Affiliation: College of Arts and Sciences, Department of Psychology and Neuroscience
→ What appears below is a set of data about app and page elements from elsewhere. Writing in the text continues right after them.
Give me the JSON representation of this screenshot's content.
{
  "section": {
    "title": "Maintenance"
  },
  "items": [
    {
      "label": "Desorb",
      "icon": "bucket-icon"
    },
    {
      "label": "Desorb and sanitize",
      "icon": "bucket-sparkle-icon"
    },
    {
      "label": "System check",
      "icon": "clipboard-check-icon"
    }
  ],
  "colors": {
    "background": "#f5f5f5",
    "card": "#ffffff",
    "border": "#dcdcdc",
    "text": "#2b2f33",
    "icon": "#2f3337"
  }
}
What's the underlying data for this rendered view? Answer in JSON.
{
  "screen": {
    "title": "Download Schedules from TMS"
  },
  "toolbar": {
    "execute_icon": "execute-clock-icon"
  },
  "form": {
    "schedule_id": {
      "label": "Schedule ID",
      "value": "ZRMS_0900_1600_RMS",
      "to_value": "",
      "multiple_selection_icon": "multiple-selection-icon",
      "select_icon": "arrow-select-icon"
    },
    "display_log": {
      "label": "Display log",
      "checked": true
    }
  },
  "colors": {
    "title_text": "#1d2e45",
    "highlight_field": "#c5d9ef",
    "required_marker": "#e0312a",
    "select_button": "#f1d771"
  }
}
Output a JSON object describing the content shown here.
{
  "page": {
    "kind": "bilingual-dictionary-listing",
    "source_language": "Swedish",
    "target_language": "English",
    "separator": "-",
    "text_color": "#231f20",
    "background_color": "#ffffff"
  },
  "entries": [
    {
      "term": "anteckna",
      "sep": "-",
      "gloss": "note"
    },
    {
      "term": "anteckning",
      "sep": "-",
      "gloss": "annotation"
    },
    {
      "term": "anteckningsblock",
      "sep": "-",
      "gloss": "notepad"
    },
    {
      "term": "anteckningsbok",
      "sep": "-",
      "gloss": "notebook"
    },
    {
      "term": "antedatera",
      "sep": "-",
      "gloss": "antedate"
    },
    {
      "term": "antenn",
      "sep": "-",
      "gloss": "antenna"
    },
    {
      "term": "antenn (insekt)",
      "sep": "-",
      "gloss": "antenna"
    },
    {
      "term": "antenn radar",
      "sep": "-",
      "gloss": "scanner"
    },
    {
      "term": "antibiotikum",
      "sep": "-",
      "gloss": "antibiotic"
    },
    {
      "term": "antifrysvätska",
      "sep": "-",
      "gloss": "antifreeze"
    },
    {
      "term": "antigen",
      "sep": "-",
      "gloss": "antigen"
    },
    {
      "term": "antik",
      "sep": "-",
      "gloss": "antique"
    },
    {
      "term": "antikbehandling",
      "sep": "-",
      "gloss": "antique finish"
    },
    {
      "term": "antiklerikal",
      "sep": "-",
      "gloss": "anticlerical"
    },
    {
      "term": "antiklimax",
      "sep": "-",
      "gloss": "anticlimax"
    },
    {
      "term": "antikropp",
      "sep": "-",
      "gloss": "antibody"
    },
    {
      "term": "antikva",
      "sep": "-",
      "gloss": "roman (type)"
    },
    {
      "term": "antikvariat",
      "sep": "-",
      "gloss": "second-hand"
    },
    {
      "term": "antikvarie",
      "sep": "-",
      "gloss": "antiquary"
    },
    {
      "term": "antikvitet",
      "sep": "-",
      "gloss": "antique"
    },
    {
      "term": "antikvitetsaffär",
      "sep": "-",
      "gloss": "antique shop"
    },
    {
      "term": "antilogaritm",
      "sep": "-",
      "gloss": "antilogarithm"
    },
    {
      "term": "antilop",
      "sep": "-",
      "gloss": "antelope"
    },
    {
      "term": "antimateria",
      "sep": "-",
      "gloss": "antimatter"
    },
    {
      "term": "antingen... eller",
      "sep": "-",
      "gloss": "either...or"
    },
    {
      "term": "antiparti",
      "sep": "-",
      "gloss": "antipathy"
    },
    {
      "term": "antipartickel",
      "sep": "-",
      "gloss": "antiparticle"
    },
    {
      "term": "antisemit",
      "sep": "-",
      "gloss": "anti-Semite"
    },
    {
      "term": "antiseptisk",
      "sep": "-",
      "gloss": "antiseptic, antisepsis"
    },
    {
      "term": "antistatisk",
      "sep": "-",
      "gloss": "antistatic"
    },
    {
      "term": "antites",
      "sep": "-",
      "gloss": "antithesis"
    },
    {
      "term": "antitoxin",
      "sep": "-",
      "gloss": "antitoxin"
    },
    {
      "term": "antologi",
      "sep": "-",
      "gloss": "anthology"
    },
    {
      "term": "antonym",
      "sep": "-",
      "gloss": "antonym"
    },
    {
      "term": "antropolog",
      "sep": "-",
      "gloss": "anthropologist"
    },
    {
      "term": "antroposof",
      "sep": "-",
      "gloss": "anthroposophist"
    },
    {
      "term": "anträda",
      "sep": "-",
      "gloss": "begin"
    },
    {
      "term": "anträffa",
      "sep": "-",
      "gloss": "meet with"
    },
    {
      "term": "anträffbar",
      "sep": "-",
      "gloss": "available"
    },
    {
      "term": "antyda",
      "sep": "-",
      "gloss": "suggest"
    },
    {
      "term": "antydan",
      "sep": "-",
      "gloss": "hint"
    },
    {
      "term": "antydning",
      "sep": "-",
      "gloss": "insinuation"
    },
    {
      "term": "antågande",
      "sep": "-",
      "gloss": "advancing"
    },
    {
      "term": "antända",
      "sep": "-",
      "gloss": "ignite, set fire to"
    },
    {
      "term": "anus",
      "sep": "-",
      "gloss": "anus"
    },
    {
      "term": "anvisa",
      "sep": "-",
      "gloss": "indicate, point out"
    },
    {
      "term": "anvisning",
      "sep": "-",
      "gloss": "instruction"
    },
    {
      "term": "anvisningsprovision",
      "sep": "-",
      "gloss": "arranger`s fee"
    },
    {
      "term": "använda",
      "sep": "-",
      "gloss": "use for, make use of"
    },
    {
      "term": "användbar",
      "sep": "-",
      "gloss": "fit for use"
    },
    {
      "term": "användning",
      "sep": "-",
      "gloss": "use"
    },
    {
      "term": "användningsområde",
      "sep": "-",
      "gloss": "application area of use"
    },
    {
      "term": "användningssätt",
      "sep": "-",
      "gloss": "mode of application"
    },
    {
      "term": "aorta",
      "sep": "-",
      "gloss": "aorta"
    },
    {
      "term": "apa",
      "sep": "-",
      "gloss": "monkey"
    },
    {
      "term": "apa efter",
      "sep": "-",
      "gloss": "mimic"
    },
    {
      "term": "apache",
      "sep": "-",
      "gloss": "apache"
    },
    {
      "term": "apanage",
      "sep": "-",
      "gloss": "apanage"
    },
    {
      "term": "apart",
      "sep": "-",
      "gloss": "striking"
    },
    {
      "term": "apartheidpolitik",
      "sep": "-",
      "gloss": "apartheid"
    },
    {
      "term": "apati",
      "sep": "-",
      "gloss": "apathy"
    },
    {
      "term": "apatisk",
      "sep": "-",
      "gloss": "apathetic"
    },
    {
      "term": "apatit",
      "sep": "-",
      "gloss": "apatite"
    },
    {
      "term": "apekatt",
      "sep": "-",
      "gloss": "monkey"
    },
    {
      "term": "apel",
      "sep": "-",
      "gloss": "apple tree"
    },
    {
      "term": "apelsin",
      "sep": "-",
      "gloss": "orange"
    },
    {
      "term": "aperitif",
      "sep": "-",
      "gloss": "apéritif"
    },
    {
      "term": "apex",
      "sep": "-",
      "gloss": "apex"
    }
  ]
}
Parkinson’s disease (PD) is a neurodegenerative disease that affects 7-10 million people worldwide. Among people with PD, an accumulation of DNA damage has been noted, with one possible explanation for this accumulation being a dysregulated DNA damage response. Studying this DNA damage can open doors for new therapeutic targets of PD. The goal of the current study was to evaluate the role of ataxia telangiectasia mutated (ATM), a protein involved in DNA damage response, and leucine rich repeat kinase 2 (LRRK2), a kinase protein, in the accumulation of DNA damage in PD. I hypothesized that the implication of ATM and LRRK2 activation in LRRK2 G2019S PD indicates a relationship between a DNA damage response through ATM, LRRK2 kinase activity, and the accumulation of DNA damage. Western blot and immunocytochemistry (ICC) experimental methods were used to test this hypothesis in healthy control and LRRK2 G2019S lymphoblastoid cell lines (LCLs). The results revealed increases in the phosphorylation of H2AX, a proxy for DNA double-strand breaks (DSBs), in LRRK2 G2019S cells. Increased baseline phosphorylation of ATM in LRRK2 G2019S cells as well as a decrease in H2AX phosphorylation following inhibition of ATM kinase activity suggested a relationship between a DNA damage response through ATM and the accumulation of DNA damage. Interestingly, the results also showed a reversal in DNA damage following inhibition of LRRK2 kinase activity, implicating LRRK2 kinase activity in the accumulation of DNA damage in PD. Ultimately, the results of this study indicate a relationship between the accumulation of DSBs in PD, the DNA damage response via ATM, and LRRK2 kinase activity, although the exact nature of this relationship is still unknown.